* Your objective: All the data should come back exactly as it was given.

---- Data excerpts

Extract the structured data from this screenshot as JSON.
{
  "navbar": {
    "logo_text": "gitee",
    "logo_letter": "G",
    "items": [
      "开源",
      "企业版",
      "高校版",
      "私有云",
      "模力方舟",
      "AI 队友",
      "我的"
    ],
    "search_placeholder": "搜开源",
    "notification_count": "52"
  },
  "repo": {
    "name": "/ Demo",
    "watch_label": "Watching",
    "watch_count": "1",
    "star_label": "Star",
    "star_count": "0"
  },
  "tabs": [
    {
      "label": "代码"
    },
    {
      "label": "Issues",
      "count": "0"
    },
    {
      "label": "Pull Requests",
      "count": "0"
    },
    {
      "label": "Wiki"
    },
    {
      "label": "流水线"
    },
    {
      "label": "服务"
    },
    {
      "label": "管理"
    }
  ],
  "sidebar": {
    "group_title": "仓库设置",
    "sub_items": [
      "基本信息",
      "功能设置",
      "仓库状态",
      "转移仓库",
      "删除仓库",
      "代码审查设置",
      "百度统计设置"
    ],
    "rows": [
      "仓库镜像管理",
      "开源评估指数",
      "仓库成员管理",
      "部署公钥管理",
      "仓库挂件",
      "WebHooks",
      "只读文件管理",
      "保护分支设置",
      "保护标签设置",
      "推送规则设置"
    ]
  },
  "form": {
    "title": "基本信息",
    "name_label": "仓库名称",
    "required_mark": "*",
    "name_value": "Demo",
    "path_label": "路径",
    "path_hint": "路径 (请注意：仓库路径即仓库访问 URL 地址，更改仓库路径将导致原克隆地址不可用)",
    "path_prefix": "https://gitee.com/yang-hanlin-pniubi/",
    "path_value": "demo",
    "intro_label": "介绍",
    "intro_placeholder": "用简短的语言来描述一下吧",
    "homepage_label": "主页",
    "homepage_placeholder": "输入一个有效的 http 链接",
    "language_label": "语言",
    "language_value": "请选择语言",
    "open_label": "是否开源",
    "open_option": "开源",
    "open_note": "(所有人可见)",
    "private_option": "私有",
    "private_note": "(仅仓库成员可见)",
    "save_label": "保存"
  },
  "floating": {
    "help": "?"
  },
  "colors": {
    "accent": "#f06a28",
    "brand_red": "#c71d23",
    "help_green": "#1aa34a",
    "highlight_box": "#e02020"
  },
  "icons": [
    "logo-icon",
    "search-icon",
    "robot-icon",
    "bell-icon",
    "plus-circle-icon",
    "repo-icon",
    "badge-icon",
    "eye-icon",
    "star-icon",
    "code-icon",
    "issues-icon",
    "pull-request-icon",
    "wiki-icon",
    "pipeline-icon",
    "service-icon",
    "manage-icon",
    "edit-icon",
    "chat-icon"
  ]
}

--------

* Solution for this problem:
Extract the structured data from this screenshot as JSON.
{
  "navbar": {
    "logo_text": "gitee",
    "logo_letter": "G",
    "items": [
      "开源",
      "企业版",
      "高校版",
      "私有云",
      "模力方舟",
      "AI 队友",
      "我的"
    ],
    "search_placeholder": "搜开源",
    "notification_count": "52"
  },
  "repo": {
    "name": "/ Demo",
    "watch_label": "Watching",
    "watch_count": "1",
    "star_label": "Star",
    "star_count": "0"
  },
  "tabs": [
    {
      "label": "代码"
    },
    {
      "label": "Issues",
      "count": "0"
    },
    {
      "label": "Pull Requests",
      "count": "0"
    },
    {
      "label": "Wiki"
    },
    {
      "label": "流水线"
    },
    {
      "label": "服务"
    },
    {
      "label": "管理"
    }
  ],
  "sidebar": {
    "group_title": "仓库设置",
    "sub_items": [
      "基本信息",
      "功能设置",
      "仓库状态",
      "转移仓库",
      "删除仓库",
      "代码审查设置",
      "百度统计设置"
    ],
    "rows": [
      "仓库镜像管理",
      "开源评估指数",
      "仓库成员管理",
      "部署公钥管理",
      "仓库挂件",
      "WebHooks",
      "只读文件管理",
      "保护分支设置",
      "保护标签设置",
      "推送规则设置"
    ]
  },
  "form": {
    "title": "基本信息",
    "name_label": "仓库名称",
    "required_mark": "*",
    "name_value": "Demo",
    "path_label": "路径",
    "path_hint": "路径 (请注意：仓库路径即仓库访问 URL 地址，更改仓库路径将导致原克隆地址不可用)",
    "path_prefix": "https://gitee.com/yang-hanlin-pniubi/",
    "path_value": "demo",
    "intro_label": "介绍",
    "intro_placeholder": "用简短的语言来描述一下吧",
    "homepage_label": "主页",
    "homepage_placeholder": "输入一个有效的 http 链接",
    "language_label": "语言",
    "language_value": "请选择语言",
    "open_label": "是否开源",
    "open_option": "开源",
    "open_note": "(所有人可见)",
    "private_option": "私有",
    "private_note": "(仅仓库成员可见)",
    "save_label": "保存"
  },
  "floating": {
    "help": "?"
  },
  "colors": {
    "accent": "#f06a28",
    "brand_red": "#c71d23",
    "help_green": "#1aa34a",
    "highlight_box": "#e02020"
  },
  "icons": [
    "logo-icon",
    "search-icon",
    "robot-icon",
    "bell-icon",
    "plus-circle-icon",
    "repo-icon",
    "badge-icon",
    "eye-icon",
    "star-icon",
    "code-icon",
    "issues-icon",
    "pull-request-icon",
    "wiki-icon",
    "pipeline-icon",
    "service-icon",
    "manage-icon",
    "edit-icon",
    "chat-icon"
  ]
}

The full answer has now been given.